Study material Start Marker

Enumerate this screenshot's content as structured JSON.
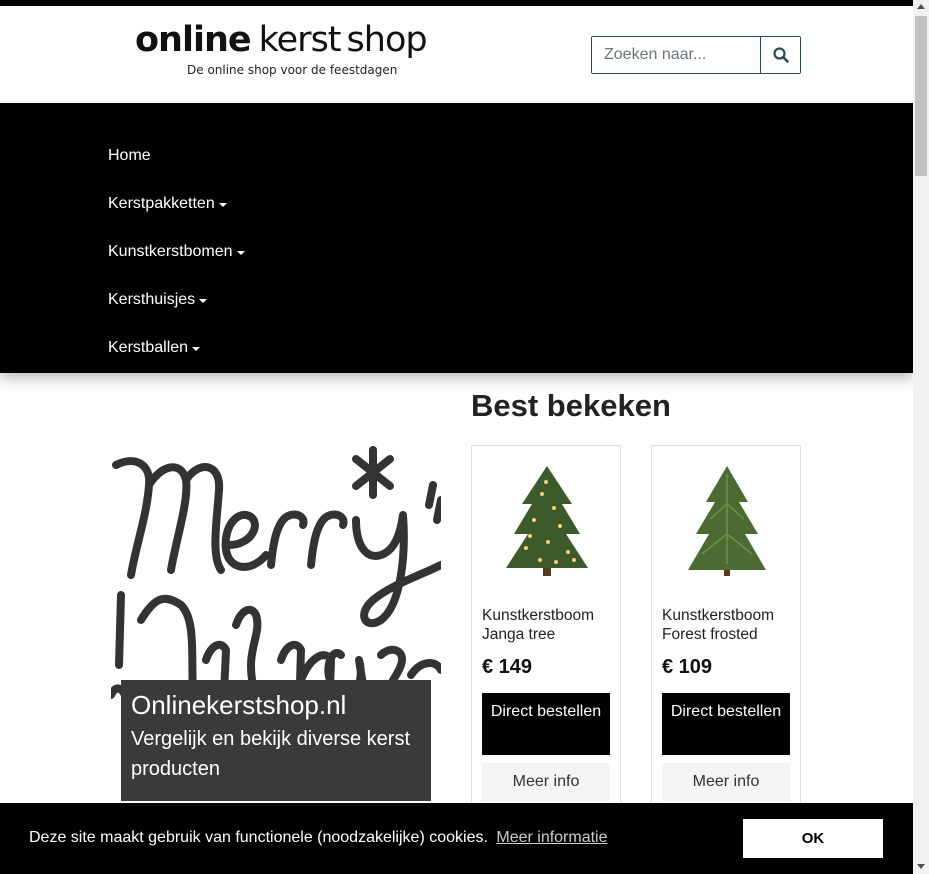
{
  "logo": {
    "word1": "online",
    "word2": "kerst",
    "word3": "shop",
    "tagline": "De online shop voor de feestdagen"
  },
  "search": {
    "placeholder": "Zoeken naar...",
    "icon": "search-icon"
  },
  "nav": {
    "items": [
      {
        "label": "Home",
        "dropdown": false
      },
      {
        "label": "Kerstpakketten",
        "dropdown": true
      },
      {
        "label": "Kunstkerstbomen",
        "dropdown": true
      },
      {
        "label": "Kersthuisjes",
        "dropdown": true
      },
      {
        "label": "Kerstballen",
        "dropdown": true
      }
    ]
  },
  "hero": {
    "image_text": "Merry Christmas",
    "title": "Onlinekerstshop.nl",
    "subtitle": "Vergelijk en bekijk diverse kerst producten"
  },
  "best": {
    "title": "Best bekeken",
    "products": [
      {
        "name": "Kunstkerstboom Janga tree",
        "price": "€ 149",
        "order_label": "Direct bestellen",
        "info_label": "Meer info"
      },
      {
        "name": "Kunstkerstboom Forest frosted",
        "price": "€ 109",
        "order_label": "Direct bestellen",
        "info_label": "Meer info"
      }
    ]
  },
  "cookie": {
    "text": "Deze site maakt gebruik van functionele (noodzakelijke) cookies.",
    "link": "Meer informatie",
    "ok": "OK"
  },
  "colors": {
    "nav_bg": "#000000",
    "accent": "#2b4a57",
    "caption_bg": "#3a3a3a"
  }
}
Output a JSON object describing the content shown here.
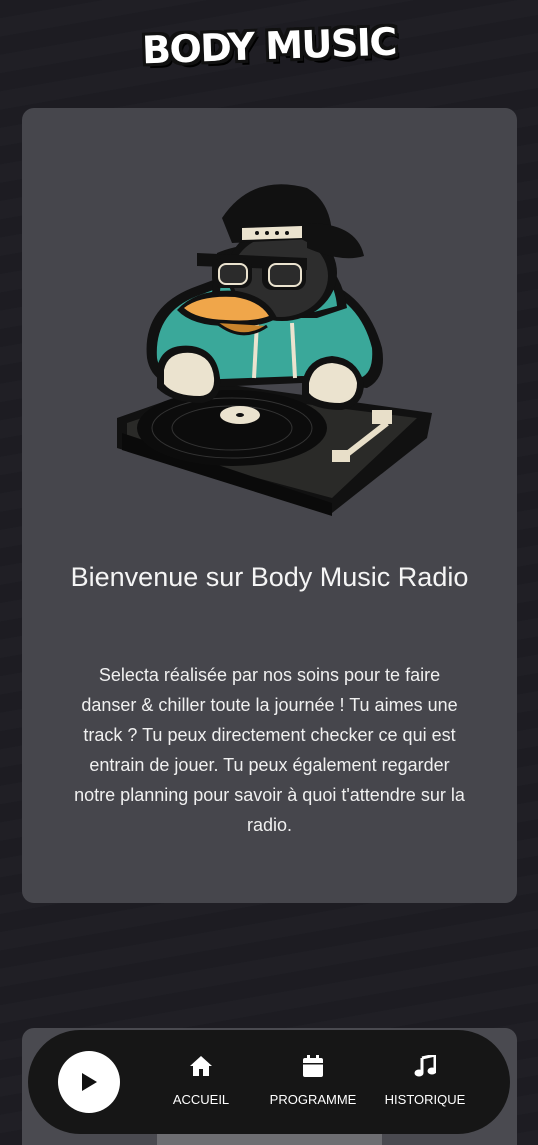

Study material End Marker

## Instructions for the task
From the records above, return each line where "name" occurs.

## Answer box
        "name": "Kunstkerstboom Janga tree",
        "name": "Kunstkerstboom Forest frosted",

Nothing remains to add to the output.